         Before the court is the motion to dismiss the amended complaint filed by Yelverton Farms, Ltd. ("Defendant"). [DE-22, No. 5I16-CV-31-F].[1] On February 21, 2017, United States Magistrate Judge Robert B. Jones, Jr. issued a Memorandum and Recommendation ("M&R") recommending the court grant Defendant's motion. [DE-75, No. 5:15-CV-134-F]. Plaintiff objected and Defendant responded thereto [DE-76, -77]. For the reasons stated below, the court ADOPTS the M&R and ALLOWS Defendant's motion.[2]

         I. STANDARD OF REVIEW

         A district court may "designate a magistrate judge ... to submit... proposed findings of fact and recommendations for the disposition" of a variety of motions. 28 U.S.C. § 636(b)(1)(B). The court then must "make a de novo determination of those portions of the report or specified proposed findings or recommendations to which objection is made." Id. § 636(b)(1). Upon review of the record, "the court may accept, reject, or modify, in whole or in part, the findings or recommendations made by the magistrate judge." Id.

         II. DISCUSSION

         Plaintiff raises six objections, claiming that: (1) the District Court lacks subject matter jurisdiction Jo act on the merits of Plaintiffs claims;[3] (2) Plaintiff is an assignee of claims and stock rights in Yelverton Farms, Ltd.; (3) the court improperly took judicial notice of rulings from other courts; (4) a fiduciary relationship exists between Plaintiff and Yelverton Farms, Ltd.; (5) Plaintiff adequately pleaded all elements of defamation; and (6) Plaintiff adequately pleaded all elements of interference with contract.

         1. Objection One

         Plaintiff first argues that operation of the Burford abstention doctrine in this case precludes the court's subject matter jurisdiction.

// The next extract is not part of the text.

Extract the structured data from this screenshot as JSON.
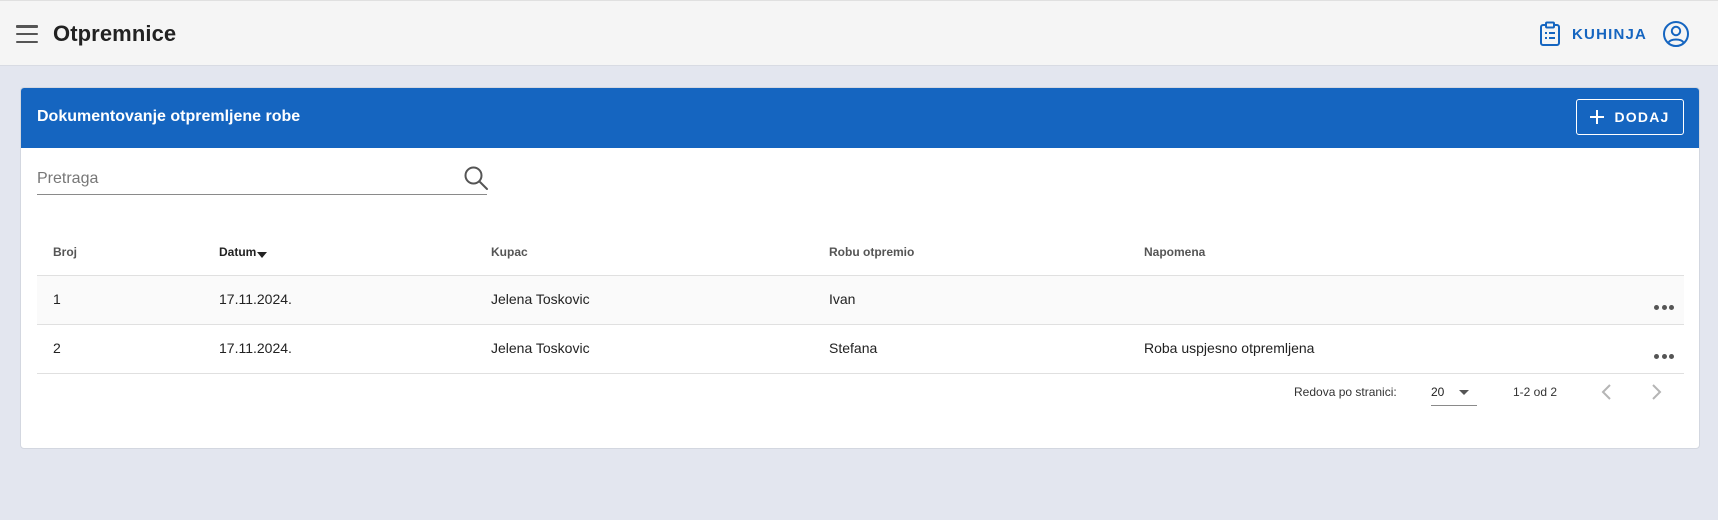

Accordingly, Plaintiff contends "this proceeding must be referred to the North Carolina Business Court, or other state courts, for resolution on the merits, without any rulings on the merits by the District Court." Obj. M&R [DE-76] ¶ 4.

         Plaintiffs arguments on this point reflect a misapprehension of both the nature of Burford abstention and the authority of this court. Under the Burford doctrine, "[a] federal court may abstain from hearing a case or claim over which it has jurisdiction to avoid needless disruption of state efforts to establish coherent policy in an area of comprehensive state regulation." Friedman v. Revenue Mgmt. of N.Y., Inc., 38 F.3d 668, 671 (2nd Cir. 1994) (quoting Burford v. Sun Oil Co., 319 U.S. 315, 332 (1943)). Thus, a court dismissing a claim pursuant to Burford is not deprived of jurisdiction, but declines to exercise the jurisdiction it has. Regardless of the existence or lack of subject matter jurisdiction, however, federal courts do not possess the authority to "refer" cases to state courts.

         2. Objection Two

         Plaintiff next argues that the magistrate judge's conclusion is erroneous with regard to Plaintiffs standing as an assignee of claims and his stock ownership.[4] In its October 12, 2016 Order (the "October 2016 Order"), the court discussed these topics and concluded that Plaintiff had no ownership in Yelverton Farms, Ltd. stock. [DE-67]. The same rationale and conclusion apply here. Because Plaintiff was not a Yelverton Farms, Ltd. stockholder, he lacks standing and his claims for judicial receivership, liquidation, and dissolution of the corporation must be dismissed.

         3. Objection Three

         The court acknowledges but declines to discuss Plaintiffs third objection. The court addressed similar arguments in the October 2016 Order. [DE-67] at 9. The same rationale and conclusion apply here. The magistrate judge did not improperly take judicial notice of rulings from other courts.

         4. ...


Buy This Entire Record For $7.95

Download the entire decision to receive the complete text, official citation,
docket number, dissents and concurrences, and footnotes for this case.

Learn more about what you receive with purchase of this case.